Where the string "text" shows up in a line of the records, copy that line.

Interface dataset entries:
━━━━━━━━━━━━━━━━━━━━━━━━━━━━━━

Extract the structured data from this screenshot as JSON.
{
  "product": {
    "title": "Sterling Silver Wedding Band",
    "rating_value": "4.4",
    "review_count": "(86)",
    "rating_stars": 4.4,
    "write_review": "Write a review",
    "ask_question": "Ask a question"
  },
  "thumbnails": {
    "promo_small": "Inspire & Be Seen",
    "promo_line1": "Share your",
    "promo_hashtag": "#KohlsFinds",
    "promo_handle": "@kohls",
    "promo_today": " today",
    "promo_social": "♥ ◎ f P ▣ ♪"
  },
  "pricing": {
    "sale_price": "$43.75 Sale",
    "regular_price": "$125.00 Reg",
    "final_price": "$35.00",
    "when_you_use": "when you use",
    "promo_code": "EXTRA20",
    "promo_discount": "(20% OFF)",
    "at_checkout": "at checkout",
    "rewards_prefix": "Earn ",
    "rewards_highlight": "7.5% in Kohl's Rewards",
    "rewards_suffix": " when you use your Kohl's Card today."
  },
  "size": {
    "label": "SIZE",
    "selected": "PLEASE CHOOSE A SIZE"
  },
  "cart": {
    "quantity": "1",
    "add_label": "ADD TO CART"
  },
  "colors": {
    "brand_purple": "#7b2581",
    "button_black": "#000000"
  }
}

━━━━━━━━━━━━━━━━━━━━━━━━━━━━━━

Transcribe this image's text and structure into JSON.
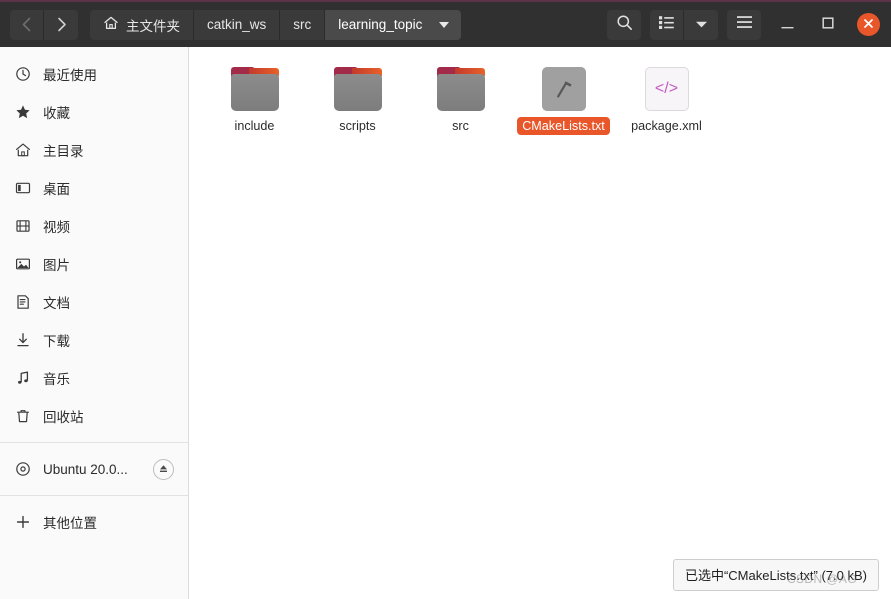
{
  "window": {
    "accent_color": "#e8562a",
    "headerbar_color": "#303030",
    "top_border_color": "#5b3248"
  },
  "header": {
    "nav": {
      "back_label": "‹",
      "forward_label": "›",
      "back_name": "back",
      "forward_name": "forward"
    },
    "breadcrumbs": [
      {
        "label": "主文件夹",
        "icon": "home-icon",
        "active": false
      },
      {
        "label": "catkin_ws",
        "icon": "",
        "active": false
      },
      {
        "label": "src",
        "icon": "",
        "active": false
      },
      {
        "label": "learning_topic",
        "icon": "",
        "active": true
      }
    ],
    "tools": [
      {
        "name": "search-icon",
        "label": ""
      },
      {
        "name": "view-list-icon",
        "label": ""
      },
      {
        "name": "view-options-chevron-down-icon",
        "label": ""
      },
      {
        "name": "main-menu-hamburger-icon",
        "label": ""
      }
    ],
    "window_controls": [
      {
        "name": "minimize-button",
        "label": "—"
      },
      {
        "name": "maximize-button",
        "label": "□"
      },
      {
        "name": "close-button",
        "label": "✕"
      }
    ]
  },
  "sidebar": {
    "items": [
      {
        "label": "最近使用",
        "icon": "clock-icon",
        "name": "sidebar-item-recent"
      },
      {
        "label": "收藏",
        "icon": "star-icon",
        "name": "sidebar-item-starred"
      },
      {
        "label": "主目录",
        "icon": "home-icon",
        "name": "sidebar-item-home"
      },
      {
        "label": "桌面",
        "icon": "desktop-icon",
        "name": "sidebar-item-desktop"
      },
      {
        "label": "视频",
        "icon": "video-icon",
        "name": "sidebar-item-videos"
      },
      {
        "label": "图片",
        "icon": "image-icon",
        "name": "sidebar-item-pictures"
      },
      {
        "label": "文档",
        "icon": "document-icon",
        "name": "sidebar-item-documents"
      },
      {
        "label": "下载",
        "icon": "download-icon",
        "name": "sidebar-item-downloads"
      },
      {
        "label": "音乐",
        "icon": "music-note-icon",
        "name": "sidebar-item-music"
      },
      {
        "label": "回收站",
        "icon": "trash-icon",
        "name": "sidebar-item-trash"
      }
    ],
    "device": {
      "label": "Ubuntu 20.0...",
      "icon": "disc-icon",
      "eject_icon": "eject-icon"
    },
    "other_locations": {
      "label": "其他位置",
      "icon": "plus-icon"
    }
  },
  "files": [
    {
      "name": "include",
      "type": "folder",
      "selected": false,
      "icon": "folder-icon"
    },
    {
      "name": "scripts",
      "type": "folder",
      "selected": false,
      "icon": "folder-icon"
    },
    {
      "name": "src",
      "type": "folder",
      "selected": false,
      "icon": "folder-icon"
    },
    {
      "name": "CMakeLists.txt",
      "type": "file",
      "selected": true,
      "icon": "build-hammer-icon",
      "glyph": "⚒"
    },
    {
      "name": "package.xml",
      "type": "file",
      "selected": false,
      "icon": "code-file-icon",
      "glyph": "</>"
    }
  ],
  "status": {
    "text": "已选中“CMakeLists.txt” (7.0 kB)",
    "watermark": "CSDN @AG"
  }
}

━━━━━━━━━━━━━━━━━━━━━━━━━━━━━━

Task response ->
Transcribe this image's text and structure into JSON.
    "text": "已选中“CMakeLists.txt” (7.0 kB)",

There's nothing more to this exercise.